— Larry Loeb has written for many of the last century's major "dead tree" computer magazines, having been, among other things, a consulting editor for BYTE magazine and senior editor for the launch of WebWeek.

Comment  | 
Print  | 
More Insights
Comments
Newest First  |  Oldest First  |  Threaded View
News
Former CISA Director Chris Krebs Discusses Risk Management & Threat Intel
Kelly Sheridan, Staff Editor, Dark Reading,  2/23/2021
Edge-DRsplash-10-edge-articles
Security + Fraud Protection: Your One-Two Punch Against Cyberattacks
Joshua Goldfarb, Director of Product Management at F5,  2/23/2021
News
Cybercrime Groups More Prolific, Focus on Healthcare in 2020
Robert Lemos, Contributing Writer,  2/22/2021
Register for Dark Reading Newsletters
White Papers
Video
Cartoon Contest
Current Issue
2021 Top Enterprise IT Trends
We've identified the key trends that are poised to impact the IT landscape in 2021. Find out why they're important and how they will affect you today!
Flash Poll
Building the SOC of the Future
Building the SOC of the Future
Digital transformation, cloud-focused attacks, and a worldwide pandemic. The past year has changed the way business works and the way security teams operate. There is no going back.
Twitter Feed
Dark Reading - Bug Report
Bug Report
Enterprise Vulnerabilities
From DHS/US-CERT's National Vulnerability Database
CVE-2021-23347
PUBLISHED: 2021-03-03
The package github.com/argoproj/argo-cd/cmd before 1.7.13, from 1.8.0 and before 1.8.6 are vulnerable to Cross-site Scripting (XSS) the SSO provider connected to Argo CD would have to send back a malicious error message containing JavaScript to the user.
CVE-2021-25315
PUBLISHED: 2021-03-03
A Incorrect Implementation of Authentication Algorithm vulnerability in of SUSE SUSE Linux Enterprise Server 15 SP 3; openSUSE Tumbleweed allows local attackers to execute arbitrary code via salt without the need to specify valid credentials. This issue affects: SUSE SUSE Linux Enterprise Server 15 ...
CVE-2021-27921
PUBLISHED: 2021-03-03
Pillow before 8.1.1 allows attackers to cause a denial of service (memory consumption) because the reported size of a contained image is not properly checked for a BLP container, and thus an attempted memory allocation can be very large.

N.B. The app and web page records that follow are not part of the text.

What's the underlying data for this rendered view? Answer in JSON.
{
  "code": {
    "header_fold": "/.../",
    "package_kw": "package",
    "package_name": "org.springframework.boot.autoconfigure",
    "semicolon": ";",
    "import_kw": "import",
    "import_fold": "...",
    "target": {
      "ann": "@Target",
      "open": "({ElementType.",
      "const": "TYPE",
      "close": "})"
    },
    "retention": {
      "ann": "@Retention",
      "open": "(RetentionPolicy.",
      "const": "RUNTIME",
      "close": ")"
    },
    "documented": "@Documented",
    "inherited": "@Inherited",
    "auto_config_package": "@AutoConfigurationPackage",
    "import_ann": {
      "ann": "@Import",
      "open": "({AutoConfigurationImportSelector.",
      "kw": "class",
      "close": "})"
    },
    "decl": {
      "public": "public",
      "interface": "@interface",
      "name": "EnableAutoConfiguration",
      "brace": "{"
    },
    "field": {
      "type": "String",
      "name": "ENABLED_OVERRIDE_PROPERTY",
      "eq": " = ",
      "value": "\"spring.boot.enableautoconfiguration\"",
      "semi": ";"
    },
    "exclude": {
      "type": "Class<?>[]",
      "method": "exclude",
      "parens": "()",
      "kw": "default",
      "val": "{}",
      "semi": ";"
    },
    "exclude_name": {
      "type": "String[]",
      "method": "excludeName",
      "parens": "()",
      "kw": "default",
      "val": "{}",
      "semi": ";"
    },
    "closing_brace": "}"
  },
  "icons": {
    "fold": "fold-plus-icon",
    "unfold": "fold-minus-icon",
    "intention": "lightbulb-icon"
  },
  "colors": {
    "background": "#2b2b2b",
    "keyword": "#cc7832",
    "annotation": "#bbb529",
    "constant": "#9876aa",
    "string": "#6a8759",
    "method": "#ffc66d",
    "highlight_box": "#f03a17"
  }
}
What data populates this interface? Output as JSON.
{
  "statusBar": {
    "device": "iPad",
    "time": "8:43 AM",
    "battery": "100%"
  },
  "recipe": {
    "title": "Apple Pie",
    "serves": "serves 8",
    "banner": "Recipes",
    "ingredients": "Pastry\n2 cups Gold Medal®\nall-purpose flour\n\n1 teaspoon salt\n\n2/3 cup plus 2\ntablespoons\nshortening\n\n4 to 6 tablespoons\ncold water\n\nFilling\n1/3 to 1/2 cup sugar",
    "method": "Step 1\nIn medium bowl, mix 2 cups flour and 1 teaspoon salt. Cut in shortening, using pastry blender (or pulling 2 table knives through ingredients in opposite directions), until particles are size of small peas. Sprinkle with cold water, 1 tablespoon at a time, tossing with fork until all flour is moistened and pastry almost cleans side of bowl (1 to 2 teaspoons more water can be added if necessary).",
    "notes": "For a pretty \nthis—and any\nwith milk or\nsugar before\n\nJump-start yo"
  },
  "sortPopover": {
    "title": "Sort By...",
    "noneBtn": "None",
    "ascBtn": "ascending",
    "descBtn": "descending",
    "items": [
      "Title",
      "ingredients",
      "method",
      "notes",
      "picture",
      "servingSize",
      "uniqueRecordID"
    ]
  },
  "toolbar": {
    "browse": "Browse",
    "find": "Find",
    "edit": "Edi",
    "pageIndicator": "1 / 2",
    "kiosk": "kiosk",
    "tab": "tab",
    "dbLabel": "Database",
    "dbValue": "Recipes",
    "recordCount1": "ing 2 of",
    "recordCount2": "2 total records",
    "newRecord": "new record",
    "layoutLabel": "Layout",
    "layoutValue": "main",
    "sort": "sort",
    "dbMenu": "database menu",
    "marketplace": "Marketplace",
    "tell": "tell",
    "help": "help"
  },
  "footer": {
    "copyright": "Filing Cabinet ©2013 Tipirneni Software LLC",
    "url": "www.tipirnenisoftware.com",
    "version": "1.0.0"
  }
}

CVE-2021-27922
PUBLISHED: 2021-03-03
Pillow before 8.1.1 allows attackers to cause a denial of service (memory consumption) because the reported size of a contained image is not properly checked for an ICNS container, and thus an attempted memory allocation can be very large.
CVE-2021-27923
PUBLISHED: 2021-03-03
Pillow before 8.1.1 allows attackers to cause a denial of service (memory consumption) because the reported size of a contained image is not properly checked for an ICO container, and thus an attempted memory allocation can be very large.